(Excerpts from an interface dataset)
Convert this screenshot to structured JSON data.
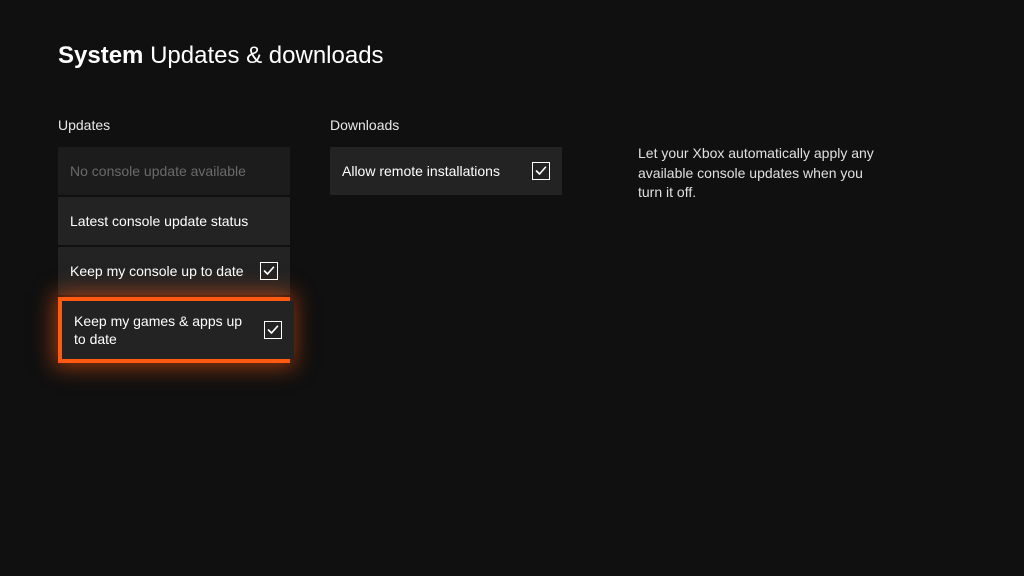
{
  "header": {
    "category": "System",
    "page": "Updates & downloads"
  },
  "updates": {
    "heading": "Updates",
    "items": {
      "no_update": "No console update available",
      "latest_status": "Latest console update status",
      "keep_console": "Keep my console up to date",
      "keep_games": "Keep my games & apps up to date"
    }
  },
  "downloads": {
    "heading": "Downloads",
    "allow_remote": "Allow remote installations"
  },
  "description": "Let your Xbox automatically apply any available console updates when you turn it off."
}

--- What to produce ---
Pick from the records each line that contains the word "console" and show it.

--- Exercise response ---
      "no_update": "No console update available",
      "latest_status": "Latest console update status",
      "keep_console": "Keep my console up to date",
  "description": "Let your Xbox automatically apply any available console updates when you turn it off."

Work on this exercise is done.